### Task instructions
Your answer should be every line of the entries that has the string "name" in it.

### Dataset content

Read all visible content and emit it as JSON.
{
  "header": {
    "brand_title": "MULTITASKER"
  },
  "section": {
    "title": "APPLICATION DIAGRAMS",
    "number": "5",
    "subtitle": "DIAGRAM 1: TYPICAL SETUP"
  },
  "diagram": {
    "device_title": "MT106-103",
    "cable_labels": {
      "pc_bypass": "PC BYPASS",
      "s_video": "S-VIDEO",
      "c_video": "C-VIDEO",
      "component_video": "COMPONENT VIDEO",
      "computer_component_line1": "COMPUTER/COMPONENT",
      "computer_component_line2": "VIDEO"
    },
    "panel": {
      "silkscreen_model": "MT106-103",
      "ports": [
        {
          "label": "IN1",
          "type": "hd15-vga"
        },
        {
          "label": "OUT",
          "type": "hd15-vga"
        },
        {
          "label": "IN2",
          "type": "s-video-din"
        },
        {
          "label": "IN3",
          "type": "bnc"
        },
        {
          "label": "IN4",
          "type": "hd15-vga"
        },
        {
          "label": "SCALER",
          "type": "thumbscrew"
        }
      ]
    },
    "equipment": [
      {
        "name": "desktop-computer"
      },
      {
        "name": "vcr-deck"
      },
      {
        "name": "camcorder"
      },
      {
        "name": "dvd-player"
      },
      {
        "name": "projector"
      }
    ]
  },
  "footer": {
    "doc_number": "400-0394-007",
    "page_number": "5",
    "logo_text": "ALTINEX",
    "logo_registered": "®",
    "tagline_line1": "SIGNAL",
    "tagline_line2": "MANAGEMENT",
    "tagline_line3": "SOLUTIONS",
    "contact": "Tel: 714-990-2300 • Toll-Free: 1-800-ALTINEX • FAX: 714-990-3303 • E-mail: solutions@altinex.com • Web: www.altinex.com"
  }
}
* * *
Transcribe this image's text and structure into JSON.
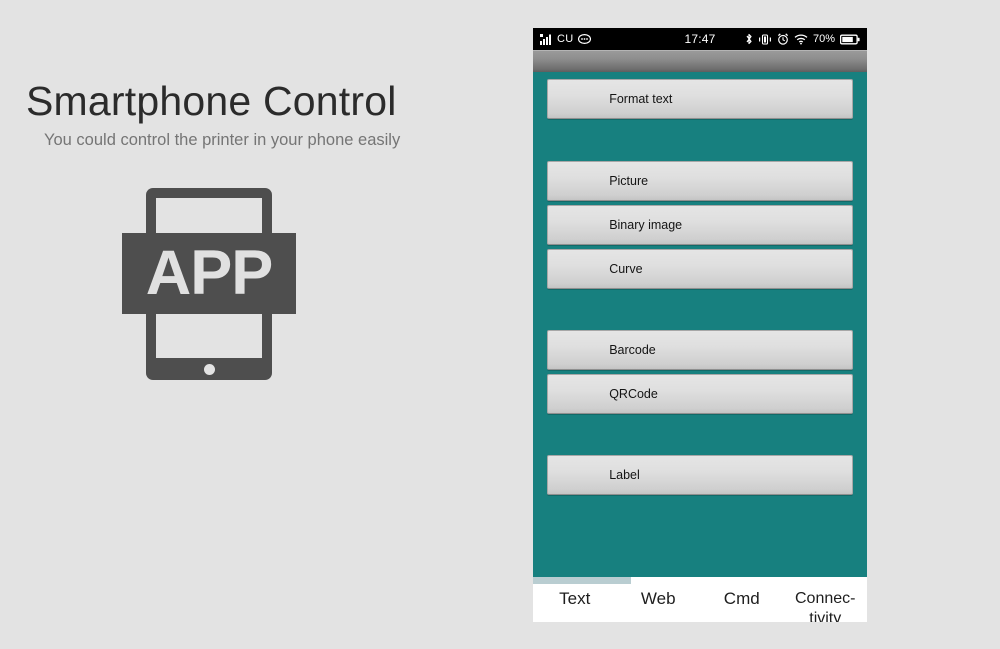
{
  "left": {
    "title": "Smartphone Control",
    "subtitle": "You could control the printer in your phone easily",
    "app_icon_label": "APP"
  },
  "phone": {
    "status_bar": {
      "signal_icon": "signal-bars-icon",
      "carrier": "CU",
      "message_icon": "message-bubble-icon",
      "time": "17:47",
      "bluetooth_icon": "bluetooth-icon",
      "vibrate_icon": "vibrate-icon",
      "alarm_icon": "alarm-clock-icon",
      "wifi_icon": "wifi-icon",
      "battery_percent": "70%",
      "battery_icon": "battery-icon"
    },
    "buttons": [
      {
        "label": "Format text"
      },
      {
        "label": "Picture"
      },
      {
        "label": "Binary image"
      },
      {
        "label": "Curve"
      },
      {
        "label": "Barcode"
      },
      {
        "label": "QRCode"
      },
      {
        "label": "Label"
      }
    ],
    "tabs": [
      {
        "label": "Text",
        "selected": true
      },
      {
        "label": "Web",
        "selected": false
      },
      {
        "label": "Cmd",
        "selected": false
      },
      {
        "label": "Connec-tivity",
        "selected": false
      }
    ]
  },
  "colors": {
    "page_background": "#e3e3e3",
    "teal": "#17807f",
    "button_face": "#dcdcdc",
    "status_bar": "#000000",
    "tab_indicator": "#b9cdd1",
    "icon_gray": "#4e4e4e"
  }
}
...
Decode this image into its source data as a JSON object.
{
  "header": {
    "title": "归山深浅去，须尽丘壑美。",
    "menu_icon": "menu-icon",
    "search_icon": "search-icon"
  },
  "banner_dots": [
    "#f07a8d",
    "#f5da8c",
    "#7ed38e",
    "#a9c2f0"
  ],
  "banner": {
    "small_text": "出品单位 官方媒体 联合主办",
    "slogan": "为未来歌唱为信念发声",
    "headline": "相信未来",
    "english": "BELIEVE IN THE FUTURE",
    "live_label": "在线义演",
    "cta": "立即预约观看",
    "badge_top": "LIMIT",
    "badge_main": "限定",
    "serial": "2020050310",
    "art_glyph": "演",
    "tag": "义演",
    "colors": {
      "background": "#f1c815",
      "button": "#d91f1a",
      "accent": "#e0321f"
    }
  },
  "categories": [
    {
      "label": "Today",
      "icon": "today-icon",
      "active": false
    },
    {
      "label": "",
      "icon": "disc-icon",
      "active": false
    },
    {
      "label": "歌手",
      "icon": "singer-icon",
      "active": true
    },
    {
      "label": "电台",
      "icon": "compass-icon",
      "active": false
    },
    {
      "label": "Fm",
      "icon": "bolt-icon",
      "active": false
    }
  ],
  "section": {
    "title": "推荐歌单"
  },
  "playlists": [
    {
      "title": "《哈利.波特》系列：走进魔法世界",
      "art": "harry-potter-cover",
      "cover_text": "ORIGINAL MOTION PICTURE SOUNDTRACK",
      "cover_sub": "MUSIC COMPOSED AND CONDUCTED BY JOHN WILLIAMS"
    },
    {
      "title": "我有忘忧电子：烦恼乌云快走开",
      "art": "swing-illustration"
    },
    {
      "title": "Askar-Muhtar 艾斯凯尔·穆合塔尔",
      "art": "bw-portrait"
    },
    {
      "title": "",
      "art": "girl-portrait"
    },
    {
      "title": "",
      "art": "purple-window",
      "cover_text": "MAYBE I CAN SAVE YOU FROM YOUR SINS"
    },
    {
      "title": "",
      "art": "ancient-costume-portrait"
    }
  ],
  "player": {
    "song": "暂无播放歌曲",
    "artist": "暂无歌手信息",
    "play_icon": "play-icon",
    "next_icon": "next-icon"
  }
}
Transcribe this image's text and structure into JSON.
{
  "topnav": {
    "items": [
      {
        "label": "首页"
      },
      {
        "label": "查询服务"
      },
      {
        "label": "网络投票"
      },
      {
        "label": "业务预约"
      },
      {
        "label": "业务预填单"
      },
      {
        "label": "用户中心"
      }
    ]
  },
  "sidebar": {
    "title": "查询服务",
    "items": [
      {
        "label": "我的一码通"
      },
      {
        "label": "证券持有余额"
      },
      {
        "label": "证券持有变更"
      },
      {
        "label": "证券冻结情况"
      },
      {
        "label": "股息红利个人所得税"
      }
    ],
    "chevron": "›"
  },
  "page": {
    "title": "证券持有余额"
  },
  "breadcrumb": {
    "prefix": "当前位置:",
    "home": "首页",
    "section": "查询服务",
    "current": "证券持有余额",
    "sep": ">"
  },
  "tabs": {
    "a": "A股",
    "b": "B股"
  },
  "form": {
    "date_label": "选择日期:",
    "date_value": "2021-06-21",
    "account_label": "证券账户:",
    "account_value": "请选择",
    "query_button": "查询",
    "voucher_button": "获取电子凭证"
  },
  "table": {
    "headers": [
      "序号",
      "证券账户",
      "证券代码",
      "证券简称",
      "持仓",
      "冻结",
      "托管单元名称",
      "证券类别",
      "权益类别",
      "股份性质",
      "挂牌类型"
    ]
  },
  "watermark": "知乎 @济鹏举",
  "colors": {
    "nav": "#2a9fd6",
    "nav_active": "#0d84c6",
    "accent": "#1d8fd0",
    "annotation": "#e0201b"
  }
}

### Response area
        "name": "desktop-computer"
        "name": "vcr-deck"
        "name": "camcorder"
        "name": "dvd-player"
        "name": "projector"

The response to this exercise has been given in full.